You get a group of people together and at some point somebody says, “what are your favorite shows?” They didn’t say that in the 1970s. What would they have said, Three’s Company? I grew up with the worst television imaginable. Movies were good. But I’m not somebody who wants to work in Hollywood in a large way. I see myself as a novelist, it’s what I love, it’s my specific skill, it’s what I have to offer. So that’s what I’ll always do. But in formulating this particular complex story, I’m the guy who has the whole thing in his head. That’s enormously helpful.
What’s next for you?
I have about 10 years worth of backlogs of ideas. I have long lists of projects that I might take up next. The interesting thing I’ve found is that an idea that captivated you five years ago and had to put aside may not be the one that catches you now. I’ve been writing The Passage for 10 years. I started when I was in my early 40s and I’m in my early-ish 50s. I began this project with a kid in elementary school and a kid who was two years old. He’s now a teenager and the little girl is a freshman in college. So I find myself in a rather different phase of life. The ideas that captivate me now follow accordingly.

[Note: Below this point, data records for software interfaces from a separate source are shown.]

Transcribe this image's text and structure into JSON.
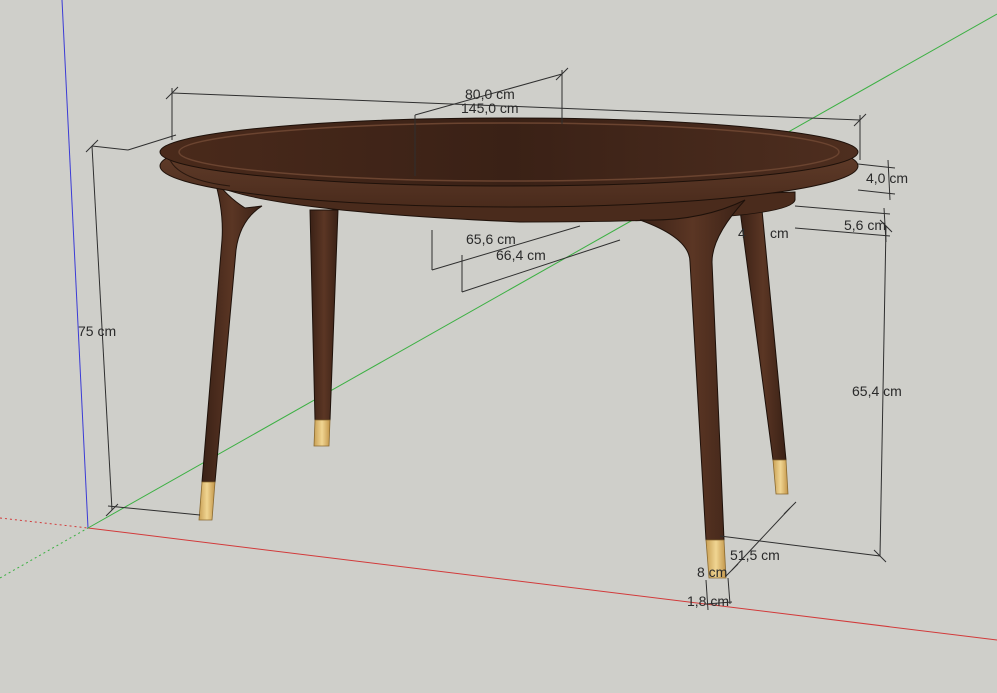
{
  "colors": {
    "background": "#cfcfca",
    "axis_red": "#d23a3a",
    "axis_green": "#3cb043",
    "axis_blue": "#3b3bd6",
    "wood_dark": "#3d2418",
    "wood_mid": "#5a3626",
    "brass": "#d8b46a",
    "dimension_line": "#2f2f2f"
  },
  "dimensions": {
    "width_short": "80,0 cm",
    "length": "145,0 cm",
    "top_thickness": "4,0 cm",
    "apron_offset": "5,6 cm",
    "apron_partial": "cm",
    "apron_partial_num": "4",
    "inner_width_1": "65,6 cm",
    "inner_width_2": "66,4 cm",
    "total_height": "75 cm",
    "leg_height": "65,4 cm",
    "leg_spread": "51,5 cm",
    "foot_size": "8 cm",
    "foot_width": "1,8 cm"
  }
}
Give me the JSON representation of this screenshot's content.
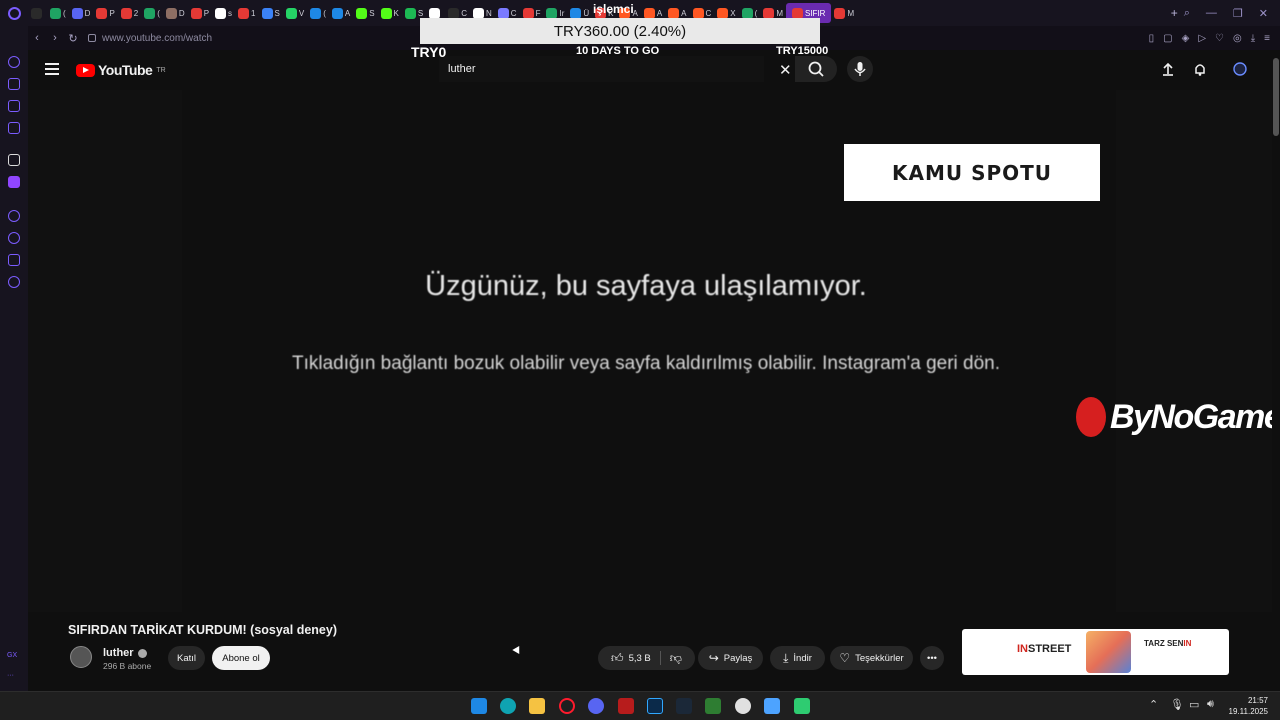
{
  "browser": {
    "tabs": [
      {
        "label": "",
        "color": "#2a2a2a"
      },
      {
        "label": "(",
        "color": "#1fa463"
      },
      {
        "label": "D",
        "color": "#5865f2"
      },
      {
        "label": "P",
        "color": "#e53935"
      },
      {
        "label": "2",
        "color": "#e53935"
      },
      {
        "label": "(",
        "color": "#1fa463"
      },
      {
        "label": "D",
        "color": "#8d6e63"
      },
      {
        "label": "P",
        "color": "#e53935"
      },
      {
        "label": "s",
        "color": "#ffffff"
      },
      {
        "label": "1",
        "color": "#e53935"
      },
      {
        "label": "S",
        "color": "#3b82f6"
      },
      {
        "label": "V",
        "color": "#25d366"
      },
      {
        "label": "(",
        "color": "#1e88e5"
      },
      {
        "label": "A",
        "color": "#1e88e5"
      },
      {
        "label": "S",
        "color": "#53fc18"
      },
      {
        "label": "K",
        "color": "#53fc18"
      },
      {
        "label": "S",
        "color": "#1db954"
      },
      {
        "label": "",
        "color": "#ffffff"
      },
      {
        "label": "C",
        "color": "#2a2a2a"
      },
      {
        "label": "N",
        "color": "#ffffff"
      },
      {
        "label": "C",
        "color": "#7a7aff"
      },
      {
        "label": "F",
        "color": "#e53935"
      },
      {
        "label": "Ir",
        "color": "#1fa463"
      },
      {
        "label": "Ü",
        "color": "#1e88e5"
      },
      {
        "label": "K",
        "color": "#e53935"
      },
      {
        "label": "A",
        "color": "#ff5722"
      },
      {
        "label": "A",
        "color": "#ff5722"
      },
      {
        "label": "A",
        "color": "#ff5722"
      },
      {
        "label": "C",
        "color": "#ff5722"
      },
      {
        "label": "X",
        "color": "#ff5722"
      },
      {
        "label": "(",
        "color": "#1fa463"
      },
      {
        "label": "M",
        "color": "#e53935"
      },
      {
        "label": "SIFIR",
        "color": "#e53935",
        "active": true
      },
      {
        "label": "M",
        "color": "#e53935"
      }
    ],
    "url": "www.youtube.com/watch"
  },
  "youtube": {
    "logo_text": "YouTube",
    "region": "TR",
    "search_value": "luther",
    "video": {
      "error_title": "Üzgünüz, bu sayfaya ulaşılamıyor.",
      "error_message": "Tıkladığın bağlantı bozuk olabilir veya sayfa kaldırılmış olabilir. Instagram'a geri dön.",
      "overlay_banner": "KAMU SPOTU",
      "sponsor_logo": "ByNoGame",
      "donation": {
        "brand": "işlemci",
        "amount": "TRY360.00 (2.40%)",
        "left": "TRY0",
        "center": "10 DAYS TO GO",
        "right": "TRY15000"
      }
    },
    "title": "SIFIRDAN TARİKAT KURDUM! (sosyal deney)",
    "channel": {
      "name": "luther",
      "subscribers": "296 B abone",
      "join_label": "Katıl",
      "subscribe_label": "Abone ol"
    },
    "actions": {
      "likes": "5,3 B",
      "share": "Paylaş",
      "download": "İndir",
      "thanks": "Teşekkürler"
    },
    "ad": {
      "brand": "IN",
      "brand_suffix": "STREET",
      "slogan_prefix": "TARZ SEN",
      "slogan_suffix": "IN"
    }
  },
  "taskbar": {
    "time": "21:57",
    "date": "19.11.2025"
  }
}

So we’ll see where I go next. You can’t comfortably stop writing if you’re a writer. It makes your brain feel empty and mournful. Right now I’m on tour for The City of Mirrors. It’s not a time to write, to be honest. It’s a time to make sure you get three reasonably nutritious meals a day, sleep, and use a lot of Purell. But in five weeks or so, I hope I’ll have something ready to go.
The one thing I asked my publicist to do for my book tour is, I don’t care if it’s the Hampton suites at the airport — put me in a hotel that has a pool in it. I’ll go and swim laps for an hour, and that’s when I do all of my thinking. So I hope that 17 swimming pools in the next four weeks will get me ready to go!